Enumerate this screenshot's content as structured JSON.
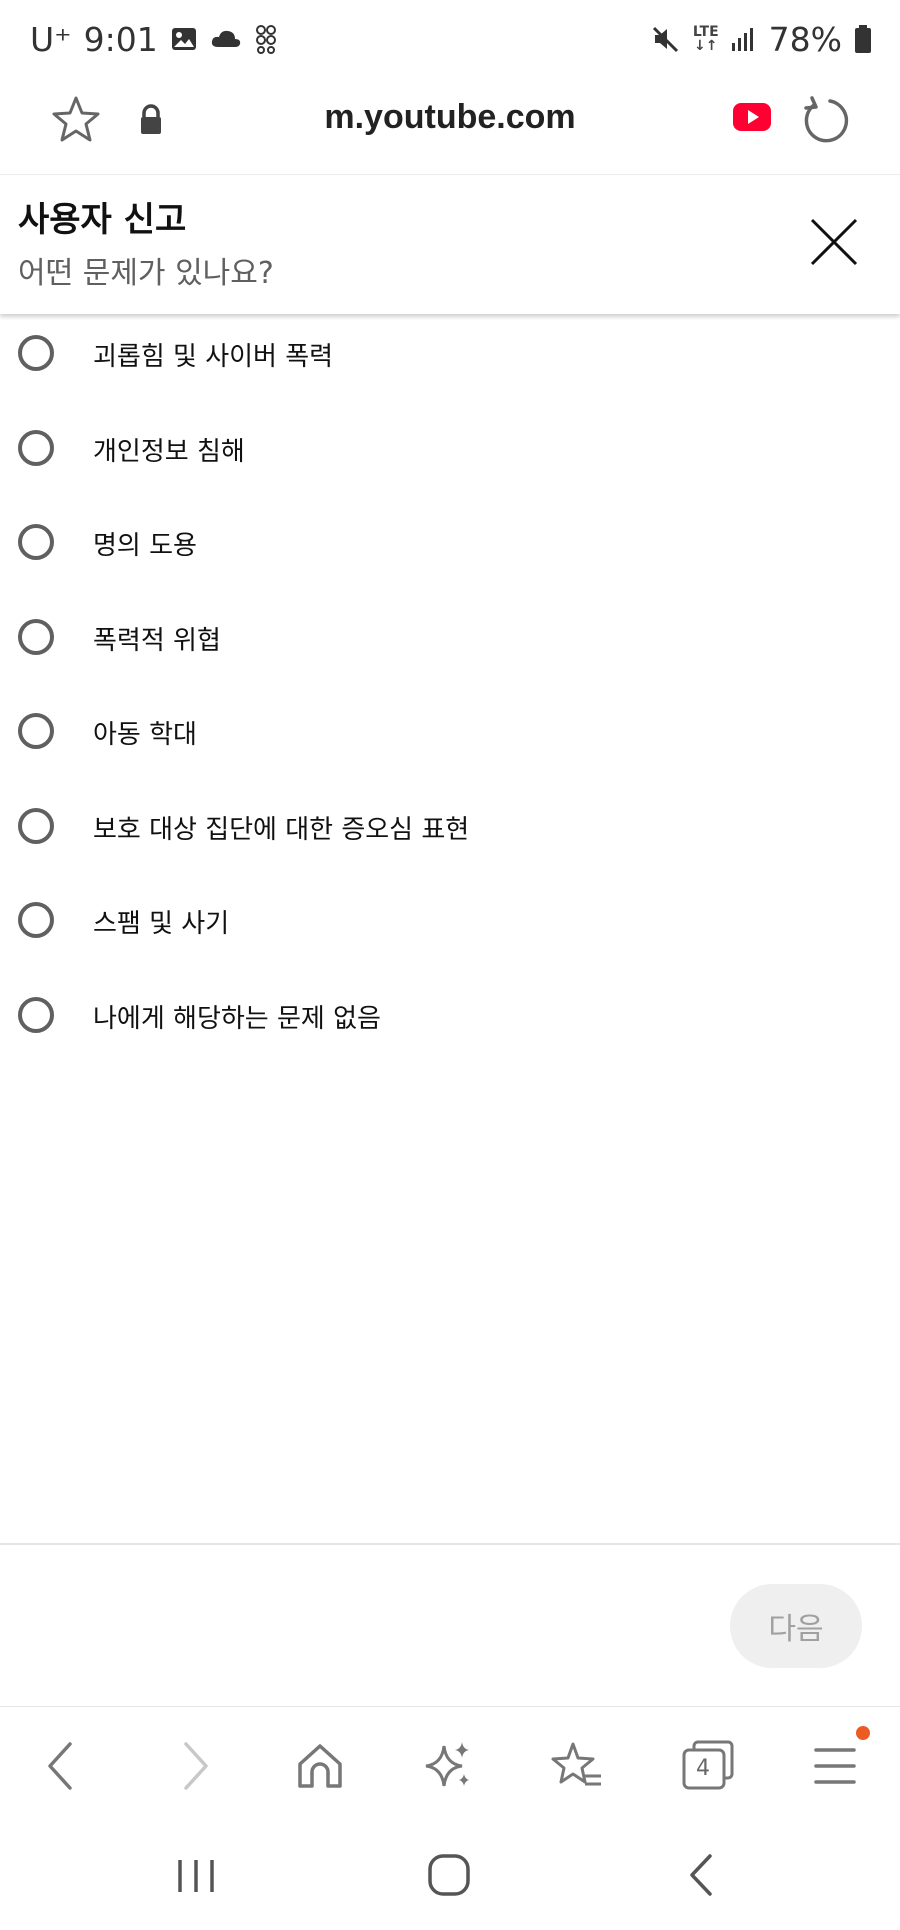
{
  "status_bar": {
    "carrier": "U⁺",
    "time": "9:01",
    "network": "LTE",
    "battery": "78%"
  },
  "browser": {
    "url": "m.youtube.com",
    "tab_count": "4"
  },
  "report": {
    "title": "사용자 신고",
    "subtitle": "어떤 문제가 있나요?",
    "options": [
      {
        "label": "괴롭힘 및 사이버 폭력",
        "selected": false
      },
      {
        "label": "개인정보 침해",
        "selected": false
      },
      {
        "label": "명의 도용",
        "selected": false
      },
      {
        "label": "폭력적 위협",
        "selected": false
      },
      {
        "label": "아동 학대",
        "selected": false
      },
      {
        "label": "보호 대상 집단에 대한 증오심 표현",
        "selected": false
      },
      {
        "label": "스팸 및 사기",
        "selected": false
      },
      {
        "label": "나에게 해당하는 문제 없음",
        "selected": false
      }
    ],
    "next_label": "다음"
  },
  "colors": {
    "youtube_red": "#ff0033",
    "notification_dot": "#ee5a24",
    "radio_border": "#606060"
  },
  "icons": {
    "status": [
      "gallery-icon",
      "cloud-icon",
      "app-icon",
      "mute-icon",
      "signal-icon",
      "battery-icon"
    ],
    "url_bar": [
      "bookmark-star-icon",
      "lock-icon",
      "youtube-icon",
      "reload-icon"
    ],
    "toolbar": [
      "back-icon",
      "forward-icon",
      "home-icon",
      "sparkle-icon",
      "bookmarks-icon",
      "tabs-icon",
      "menu-icon"
    ],
    "navbar": [
      "recent-apps-icon",
      "home-circle-icon",
      "nav-back-icon"
    ]
  }
}
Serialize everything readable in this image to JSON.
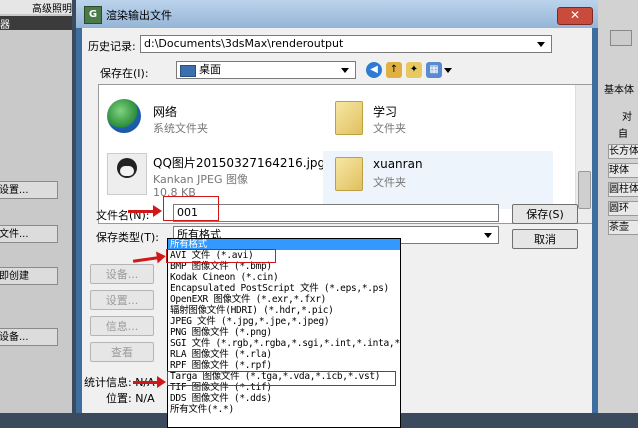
{
  "background_app": {
    "title_fragment": "高级照明",
    "panel_header": "器",
    "buttons": [
      "设置...",
      "文件...",
      "即创建",
      "设备..."
    ],
    "right_items": [
      "基本体",
      "对",
      "自",
      "长方体",
      "球体",
      "圆柱体",
      "圆环",
      "茶壶"
    ]
  },
  "dialog": {
    "title": "渲染输出文件",
    "history_label": "历史记录:",
    "history_value": "d:\\Documents\\3dsMax\\renderoutput",
    "savein_label": "保存在(I):",
    "savein_value": "桌面",
    "files": [
      {
        "name": "网络",
        "sub": "系统文件夹",
        "sub2": ""
      },
      {
        "name": "学习",
        "sub": "文件夹",
        "sub2": ""
      },
      {
        "name": "QQ图片20150327164216.jpg",
        "sub": "Kankan JPEG 图像",
        "sub2": "10.8 KB"
      },
      {
        "name": "xuanran",
        "sub": "文件夹",
        "sub2": ""
      }
    ],
    "filename_label": "文件名(N):",
    "filename_value": "001",
    "filetype_label": "保存类型(T):",
    "filetype_value": "所有格式",
    "save_button": "保存(S)",
    "cancel_button": "取消",
    "side_buttons": [
      "设备...",
      "设置...",
      "信息...",
      "查看"
    ],
    "stats_label": "统计信息: N/A",
    "location_label": "位置: N/A",
    "type_options": [
      "所有格式",
      "AVI 文件 (*.avi)",
      "BMP 图像文件 (*.bmp)",
      "Kodak Cineon (*.cin)",
      "Encapsulated PostScript 文件 (*.eps,*.ps)",
      "OpenEXR 图像文件 (*.exr,*.fxr)",
      "辐射图像文件(HDRI) (*.hdr,*.pic)",
      "JPEG 文件 (*.jpg,*.jpe,*.jpeg)",
      "PNG 图像文件 (*.png)",
      "SGI 文件 (*.rgb,*.rgba,*.sgi,*.int,*.inta,*.bw)",
      "RLA 图像文件 (*.rla)",
      "RPF 图像文件 (*.rpf)",
      "Targa 图像文件 (*.tga,*.vda,*.icb,*.vst)",
      "TIF 图像文件 (*.tif)",
      "DDS 图像文件 (*.dds)",
      "所有文件(*.*)"
    ]
  },
  "colors": {
    "annotation_red": "#d01818",
    "selection_blue": "#3399ff"
  }
}
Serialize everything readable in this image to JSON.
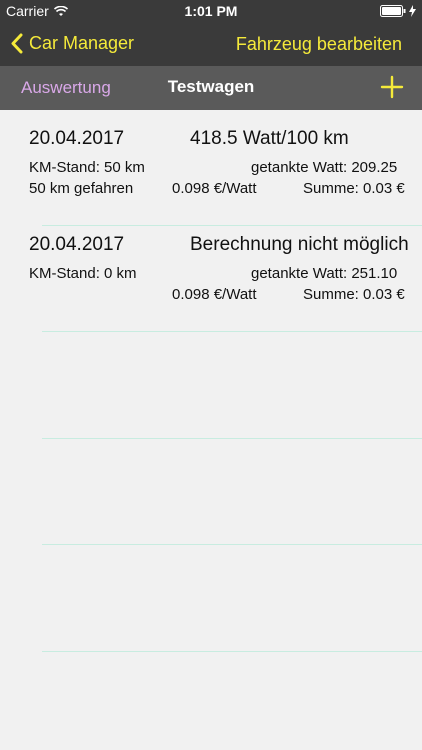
{
  "status": {
    "carrier": "Carrier",
    "time": "1:01 PM"
  },
  "nav": {
    "back_label": "Car Manager",
    "edit_label": "Fahrzeug bearbeiten"
  },
  "subnav": {
    "left_label": "Auswertung",
    "title": "Testwagen"
  },
  "colors": {
    "accent": "#f5ea3a",
    "link": "#d9a8e8",
    "bar": "#3a3a3a",
    "subbar": "#5a5a5a"
  },
  "entries": [
    {
      "date": "20.04.2017",
      "consumption": "418.5 Watt/100 km",
      "km_stand": "KM-Stand: 50 km",
      "driven": "50 km gefahren",
      "tanked": "getankte Watt: 209.25",
      "price": "0.098 €/Watt",
      "sum": "Summe: 0.03 €"
    },
    {
      "date": "20.04.2017",
      "consumption": "Berechnung nicht möglich",
      "km_stand": "KM-Stand: 0 km",
      "driven": "",
      "tanked": "getankte Watt: 251.10",
      "price": "0.098 €/Watt",
      "sum": "Summe: 0.03 €"
    }
  ]
}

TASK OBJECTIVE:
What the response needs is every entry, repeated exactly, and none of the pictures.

ANSWER TO THIS PROBLEM:
Enumerate this screenshot's content as structured JSON.
{
  "status_bar": {
    "carrier": "U⁺",
    "time": "9:01",
    "network": "LTE",
    "battery": "78%"
  },
  "browser": {
    "url": "m.youtube.com",
    "tab_count": "4"
  },
  "report": {
    "title": "사용자 신고",
    "subtitle": "어떤 문제가 있나요?",
    "options": [
      {
        "label": "괴롭힘 및 사이버 폭력",
        "selected": false
      },
      {
        "label": "개인정보 침해",
        "selected": false
      },
      {
        "label": "명의 도용",
        "selected": false
      },
      {
        "label": "폭력적 위협",
        "selected": false
      },
      {
        "label": "아동 학대",
        "selected": false
      },
      {
        "label": "보호 대상 집단에 대한 증오심 표현",
        "selected": false
      },
      {
        "label": "스팸 및 사기",
        "selected": false
      },
      {
        "label": "나에게 해당하는 문제 없음",
        "selected": false
      }
    ],
    "next_label": "다음"
  },
  "colors": {
    "youtube_red": "#ff0033",
    "notification_dot": "#ee5a24",
    "radio_border": "#606060"
  },
  "icons": {
    "status": [
      "gallery-icon",
      "cloud-icon",
      "app-icon",
      "mute-icon",
      "signal-icon",
      "battery-icon"
    ],
    "url_bar": [
      "bookmark-star-icon",
      "lock-icon",
      "youtube-icon",
      "reload-icon"
    ],
    "toolbar": [
      "back-icon",
      "forward-icon",
      "home-icon",
      "sparkle-icon",
      "bookmarks-icon",
      "tabs-icon",
      "menu-icon"
    ],
    "navbar": [
      "recent-apps-icon",
      "home-circle-icon",
      "nav-back-icon"
    ]
  }
}
Serialize everything readable in this image to JSON.
{
  "background_app": {
    "title_fragment": "高级照明",
    "panel_header": "器",
    "buttons": [
      "设置...",
      "文件...",
      "即创建",
      "设备..."
    ],
    "right_items": [
      "基本体",
      "对",
      "自",
      "长方体",
      "球体",
      "圆柱体",
      "圆环",
      "茶壶"
    ]
  },
  "dialog": {
    "title": "渲染输出文件",
    "history_label": "历史记录:",
    "history_value": "d:\\Documents\\3dsMax\\renderoutput",
    "savein_label": "保存在(I):",
    "savein_value": "桌面",
    "files": [
      {
        "name": "网络",
        "sub": "系统文件夹",
        "sub2": ""
      },
      {
        "name": "学习",
        "sub": "文件夹",
        "sub2": ""
      },
      {
        "name": "QQ图片20150327164216.jpg",
        "sub": "Kankan JPEG 图像",
        "sub2": "10.8 KB"
      },
      {
        "name": "xuanran",
        "sub": "文件夹",
        "sub2": ""
      }
    ],
    "filename_label": "文件名(N):",
    "filename_value": "001",
    "filetype_label": "保存类型(T):",
    "filetype_value": "所有格式",
    "save_button": "保存(S)",
    "cancel_button": "取消",
    "side_buttons": [
      "设备...",
      "设置...",
      "信息...",
      "查看"
    ],
    "stats_label": "统计信息: N/A",
    "location_label": "位置: N/A",
    "type_options": [
      "所有格式",
      "AVI 文件 (*.avi)",
      "BMP 图像文件 (*.bmp)",
      "Kodak Cineon (*.cin)",
      "Encapsulated PostScript 文件 (*.eps,*.ps)",
      "OpenEXR 图像文件 (*.exr,*.fxr)",
      "辐射图像文件(HDRI) (*.hdr,*.pic)",
      "JPEG 文件 (*.jpg,*.jpe,*.jpeg)",
      "PNG 图像文件 (*.png)",
      "SGI 文件 (*.rgb,*.rgba,*.sgi,*.int,*.inta,*.bw)",
      "RLA 图像文件 (*.rla)",
      "RPF 图像文件 (*.rpf)",
      "Targa 图像文件 (*.tga,*.vda,*.icb,*.vst)",
      "TIF 图像文件 (*.tif)",
      "DDS 图像文件 (*.dds)",
      "所有文件(*.*)"
    ]
  },
  "colors": {
    "annotation_red": "#d01818",
    "selection_blue": "#3399ff"
  }
}
Serialize everything readable in this image to JSON.
{
  "status": {
    "carrier": "Carrier",
    "time": "1:01 PM"
  },
  "nav": {
    "back_label": "Car Manager",
    "edit_label": "Fahrzeug bearbeiten"
  },
  "subnav": {
    "left_label": "Auswertung",
    "title": "Testwagen"
  },
  "colors": {
    "accent": "#f5ea3a",
    "link": "#d9a8e8",
    "bar": "#3a3a3a",
    "subbar": "#5a5a5a"
  },
  "entries": [
    {
      "date": "20.04.2017",
      "consumption": "418.5 Watt/100 km",
      "km_stand": "KM-Stand: 50 km",
      "driven": "50 km gefahren",
      "tanked": "getankte Watt: 209.25",
      "price": "0.098 €/Watt",
      "sum": "Summe: 0.03 €"
    },
    {
      "date": "20.04.2017",
      "consumption": "Berechnung nicht möglich",
      "km_stand": "KM-Stand: 0 km",
      "driven": "",
      "tanked": "getankte Watt: 251.10",
      "price": "0.098 €/Watt",
      "sum": "Summe: 0.03 €"
    }
  ]
}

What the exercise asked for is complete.